About this exercise:
When copying the data, keep every line exactly the same.

Top of Input for this task

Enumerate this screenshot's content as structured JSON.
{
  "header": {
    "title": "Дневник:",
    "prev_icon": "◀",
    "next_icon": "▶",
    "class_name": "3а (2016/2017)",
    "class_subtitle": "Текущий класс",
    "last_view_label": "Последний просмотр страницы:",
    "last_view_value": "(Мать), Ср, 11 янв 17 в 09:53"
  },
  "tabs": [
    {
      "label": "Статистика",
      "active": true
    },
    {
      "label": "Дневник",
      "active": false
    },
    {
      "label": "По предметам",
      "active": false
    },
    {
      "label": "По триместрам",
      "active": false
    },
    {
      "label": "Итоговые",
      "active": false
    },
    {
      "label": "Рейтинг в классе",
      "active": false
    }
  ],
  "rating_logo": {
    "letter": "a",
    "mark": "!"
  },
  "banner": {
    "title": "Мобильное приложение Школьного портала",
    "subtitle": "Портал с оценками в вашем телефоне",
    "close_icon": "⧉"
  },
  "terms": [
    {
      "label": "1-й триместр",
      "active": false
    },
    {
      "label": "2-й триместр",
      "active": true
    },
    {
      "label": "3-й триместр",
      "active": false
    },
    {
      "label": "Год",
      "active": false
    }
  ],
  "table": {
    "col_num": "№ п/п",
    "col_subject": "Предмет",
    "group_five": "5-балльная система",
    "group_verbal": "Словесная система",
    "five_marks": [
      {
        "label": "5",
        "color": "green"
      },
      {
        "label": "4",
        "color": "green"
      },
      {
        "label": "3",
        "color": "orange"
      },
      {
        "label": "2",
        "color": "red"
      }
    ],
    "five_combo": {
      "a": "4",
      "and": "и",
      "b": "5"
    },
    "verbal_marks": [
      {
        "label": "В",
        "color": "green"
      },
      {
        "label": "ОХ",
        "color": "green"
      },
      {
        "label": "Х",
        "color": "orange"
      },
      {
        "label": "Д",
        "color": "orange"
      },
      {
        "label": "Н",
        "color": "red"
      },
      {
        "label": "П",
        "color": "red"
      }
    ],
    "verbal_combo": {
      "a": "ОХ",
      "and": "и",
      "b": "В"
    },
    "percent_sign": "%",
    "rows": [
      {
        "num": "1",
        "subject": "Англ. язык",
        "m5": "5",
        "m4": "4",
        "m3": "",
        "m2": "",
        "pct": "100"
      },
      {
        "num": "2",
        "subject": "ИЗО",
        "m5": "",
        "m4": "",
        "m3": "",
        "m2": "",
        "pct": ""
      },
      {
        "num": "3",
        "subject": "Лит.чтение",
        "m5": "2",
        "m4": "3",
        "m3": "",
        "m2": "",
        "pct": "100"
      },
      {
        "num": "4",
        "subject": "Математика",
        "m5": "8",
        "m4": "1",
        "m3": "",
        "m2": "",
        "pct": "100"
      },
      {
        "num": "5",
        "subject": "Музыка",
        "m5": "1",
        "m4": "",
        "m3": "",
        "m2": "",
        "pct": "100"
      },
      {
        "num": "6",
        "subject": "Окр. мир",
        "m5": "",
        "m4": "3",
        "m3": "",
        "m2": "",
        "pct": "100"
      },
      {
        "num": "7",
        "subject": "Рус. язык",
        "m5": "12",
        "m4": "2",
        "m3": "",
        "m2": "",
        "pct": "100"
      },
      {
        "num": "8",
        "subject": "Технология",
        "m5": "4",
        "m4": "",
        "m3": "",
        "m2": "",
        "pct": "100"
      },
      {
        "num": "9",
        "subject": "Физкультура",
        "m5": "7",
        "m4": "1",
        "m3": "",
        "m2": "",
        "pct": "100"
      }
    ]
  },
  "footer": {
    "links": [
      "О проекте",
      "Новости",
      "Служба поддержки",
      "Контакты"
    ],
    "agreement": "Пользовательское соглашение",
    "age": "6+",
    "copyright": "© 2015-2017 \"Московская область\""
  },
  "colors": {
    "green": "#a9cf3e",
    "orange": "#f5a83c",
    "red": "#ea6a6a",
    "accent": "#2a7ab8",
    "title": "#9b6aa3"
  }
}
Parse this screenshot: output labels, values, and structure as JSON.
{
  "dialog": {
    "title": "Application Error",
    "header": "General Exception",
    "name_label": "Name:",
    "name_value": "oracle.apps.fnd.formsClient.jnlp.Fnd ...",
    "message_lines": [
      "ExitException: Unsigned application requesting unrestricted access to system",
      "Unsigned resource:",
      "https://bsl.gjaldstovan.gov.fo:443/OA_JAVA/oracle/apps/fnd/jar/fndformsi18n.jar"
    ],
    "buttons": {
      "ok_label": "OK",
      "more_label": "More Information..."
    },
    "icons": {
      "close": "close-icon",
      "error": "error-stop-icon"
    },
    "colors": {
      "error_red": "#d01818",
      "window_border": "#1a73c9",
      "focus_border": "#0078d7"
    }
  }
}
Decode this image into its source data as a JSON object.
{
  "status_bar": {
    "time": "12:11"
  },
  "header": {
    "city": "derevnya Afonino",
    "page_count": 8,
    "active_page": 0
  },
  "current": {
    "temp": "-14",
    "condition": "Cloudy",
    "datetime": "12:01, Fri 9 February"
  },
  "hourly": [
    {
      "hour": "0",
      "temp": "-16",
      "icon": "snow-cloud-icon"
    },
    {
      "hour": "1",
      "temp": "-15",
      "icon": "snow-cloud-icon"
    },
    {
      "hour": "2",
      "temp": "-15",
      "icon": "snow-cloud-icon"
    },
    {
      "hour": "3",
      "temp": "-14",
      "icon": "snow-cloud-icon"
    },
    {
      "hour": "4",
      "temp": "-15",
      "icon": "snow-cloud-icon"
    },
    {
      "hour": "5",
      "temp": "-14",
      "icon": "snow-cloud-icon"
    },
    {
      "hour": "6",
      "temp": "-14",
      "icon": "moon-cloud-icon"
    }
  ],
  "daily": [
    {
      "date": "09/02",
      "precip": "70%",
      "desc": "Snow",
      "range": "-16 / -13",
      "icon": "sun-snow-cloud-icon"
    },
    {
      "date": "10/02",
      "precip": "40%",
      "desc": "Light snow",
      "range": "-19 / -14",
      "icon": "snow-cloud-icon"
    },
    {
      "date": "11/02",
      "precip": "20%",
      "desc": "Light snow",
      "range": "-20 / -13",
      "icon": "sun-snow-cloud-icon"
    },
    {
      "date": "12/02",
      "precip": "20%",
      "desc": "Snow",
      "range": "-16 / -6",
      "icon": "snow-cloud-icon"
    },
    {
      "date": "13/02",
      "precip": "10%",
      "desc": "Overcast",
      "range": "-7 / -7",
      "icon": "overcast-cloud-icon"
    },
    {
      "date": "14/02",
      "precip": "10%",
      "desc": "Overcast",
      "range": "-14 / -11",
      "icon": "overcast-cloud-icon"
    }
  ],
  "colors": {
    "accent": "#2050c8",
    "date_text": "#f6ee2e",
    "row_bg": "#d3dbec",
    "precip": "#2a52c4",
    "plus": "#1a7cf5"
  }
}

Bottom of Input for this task

Written solution:
Enumerate this screenshot's content as structured JSON.
{
  "header": {
    "title": "Дневник:",
    "prev_icon": "◀",
    "next_icon": "▶",
    "class_name": "3а (2016/2017)",
    "class_subtitle": "Текущий класс",
    "last_view_label": "Последний просмотр страницы:",
    "last_view_value": "(Мать), Ср, 11 янв 17 в 09:53"
  },
  "tabs": [
    {
      "label": "Статистика",
      "active": true
    },
    {
      "label": "Дневник",
      "active": false
    },
    {
      "label": "По предметам",
      "active": false
    },
    {
      "label": "По триместрам",
      "active": false
    },
    {
      "label": "Итоговые",
      "active": false
    },
    {
      "label": "Рейтинг в классе",
      "active": false
    }
  ],
  "rating_logo": {
    "letter": "a",
    "mark": "!"
  },
  "banner": {
    "title": "Мобильное приложение Школьного портала",
    "subtitle": "Портал с оценками в вашем телефоне",
    "close_icon": "⧉"
  },
  "terms": [
    {
      "label": "1-й триместр",
      "active": false
    },
    {
      "label": "2-й триместр",
      "active": true
    },
    {
      "label": "3-й триместр",
      "active": false
    },
    {
      "label": "Год",
      "active": false
    }
  ],
  "table": {
    "col_num": "№ п/п",
    "col_subject": "Предмет",
    "group_five": "5-балльная система",
    "group_verbal": "Словесная система",
    "five_marks": [
      {
        "label": "5",
        "color": "green"
      },
      {
        "label": "4",
        "color": "green"
      },
      {
        "label": "3",
        "color": "orange"
      },
      {
        "label": "2",
        "color": "red"
      }
    ],
    "five_combo": {
      "a": "4",
      "and": "и",
      "b": "5"
    },
    "verbal_marks": [
      {
        "label": "В",
        "color": "green"
      },
      {
        "label": "ОХ",
        "color": "green"
      },
      {
        "label": "Х",
        "color": "orange"
      },
      {
        "label": "Д",
        "color": "orange"
      },
      {
        "label": "Н",
        "color": "red"
      },
      {
        "label": "П",
        "color": "red"
      }
    ],
    "verbal_combo": {
      "a": "ОХ",
      "and": "и",
      "b": "В"
    },
    "percent_sign": "%",
    "rows": [
      {
        "num": "1",
        "subject": "Англ. язык",
        "m5": "5",
        "m4": "4",
        "m3": "",
        "m2": "",
        "pct": "100"
      },
      {
        "num": "2",
        "subject": "ИЗО",
        "m5": "",
        "m4": "",
        "m3": "",
        "m2": "",
        "pct": ""
      },
      {
        "num": "3",
        "subject": "Лит.чтение",
        "m5": "2",
        "m4": "3",
        "m3": "",
        "m2": "",
        "pct": "100"
      },
      {
        "num": "4",
        "subject": "Математика",
        "m5": "8",
        "m4": "1",
        "m3": "",
        "m2": "",
        "pct": "100"
      },
      {
        "num": "5",
        "subject": "Музыка",
        "m5": "1",
        "m4": "",
        "m3": "",
        "m2": "",
        "pct": "100"
      },
      {
        "num": "6",
        "subject": "Окр. мир",
        "m5": "",
        "m4": "3",
        "m3": "",
        "m2": "",
        "pct": "100"
      },
      {
        "num": "7",
        "subject": "Рус. язык",
        "m5": "12",
        "m4": "2",
        "m3": "",
        "m2": "",
        "pct": "100"
      },
      {
        "num": "8",
        "subject": "Технология",
        "m5": "4",
        "m4": "",
        "m3": "",
        "m2": "",
        "pct": "100"
      },
      {
        "num": "9",
        "subject": "Физкультура",
        "m5": "7",
        "m4": "1",
        "m3": "",
        "m2": "",
        "pct": "100"
      }
    ]
  },
  "footer": {
    "links": [
      "О проекте",
      "Новости",
      "Служба поддержки",
      "Контакты"
    ],
    "agreement": "Пользовательское соглашение",
    "age": "6+",
    "copyright": "© 2015-2017 \"Московская область\""
  },
  "colors": {
    "green": "#a9cf3e",
    "orange": "#f5a83c",
    "red": "#ea6a6a",
    "accent": "#2a7ab8",
    "title": "#9b6aa3"
  }
}
Parse this screenshot: output labels, values, and structure as JSON.
{
  "dialog": {
    "title": "Application Error",
    "header": "General Exception",
    "name_label": "Name:",
    "name_value": "oracle.apps.fnd.formsClient.jnlp.Fnd ...",
    "message_lines": [
      "ExitException: Unsigned application requesting unrestricted access to system",
      "Unsigned resource:",
      "https://bsl.gjaldstovan.gov.fo:443/OA_JAVA/oracle/apps/fnd/jar/fndformsi18n.jar"
    ],
    "buttons": {
      "ok_label": "OK",
      "more_label": "More Information..."
    },
    "icons": {
      "close": "close-icon",
      "error": "error-stop-icon"
    },
    "colors": {
      "error_red": "#d01818",
      "window_border": "#1a73c9",
      "focus_border": "#0078d7"
    }
  }
}
Decode this image into its source data as a JSON object.
{
  "status_bar": {
    "time": "12:11"
  },
  "header": {
    "city": "derevnya Afonino",
    "page_count": 8,
    "active_page": 0
  },
  "current": {
    "temp": "-14",
    "condition": "Cloudy",
    "datetime": "12:01, Fri 9 February"
  },
  "hourly": [
    {
      "hour": "0",
      "temp": "-16",
      "icon": "snow-cloud-icon"
    },
    {
      "hour": "1",
      "temp": "-15",
      "icon": "snow-cloud-icon"
    },
    {
      "hour": "2",
      "temp": "-15",
      "icon": "snow-cloud-icon"
    },
    {
      "hour": "3",
      "temp": "-14",
      "icon": "snow-cloud-icon"
    },
    {
      "hour": "4",
      "temp": "-15",
      "icon": "snow-cloud-icon"
    },
    {
      "hour": "5",
      "temp": "-14",
      "icon": "snow-cloud-icon"
    },
    {
      "hour": "6",
      "temp": "-14",
      "icon": "moon-cloud-icon"
    }
  ],
  "daily": [
    {
      "date": "09/02",
      "precip": "70%",
      "desc": "Snow",
      "range": "-16 / -13",
      "icon": "sun-snow-cloud-icon"
    },
    {
      "date": "10/02",
      "precip": "40%",
      "desc": "Light snow",
      "range": "-19 / -14",
      "icon": "snow-cloud-icon"
    },
    {
      "date": "11/02",
      "precip": "20%",
      "desc": "Light snow",
      "range": "-20 / -13",
      "icon": "sun-snow-cloud-icon"
    },
    {
      "date": "12/02",
      "precip": "20%",
      "desc": "Snow",
      "range": "-16 / -6",
      "icon": "snow-cloud-icon"
    },
    {
      "date": "13/02",
      "precip": "10%",
      "desc": "Overcast",
      "range": "-7 / -7",
      "icon": "overcast-cloud-icon"
    },
    {
      "date": "14/02",
      "precip": "10%",
      "desc": "Overcast",
      "range": "-14 / -11",
      "icon": "overcast-cloud-icon"
    }
  ],
  "colors": {
    "accent": "#2050c8",
    "date_text": "#f6ee2e",
    "row_bg": "#d3dbec",
    "precip": "#2a52c4",
    "plus": "#1a7cf5"
  }
}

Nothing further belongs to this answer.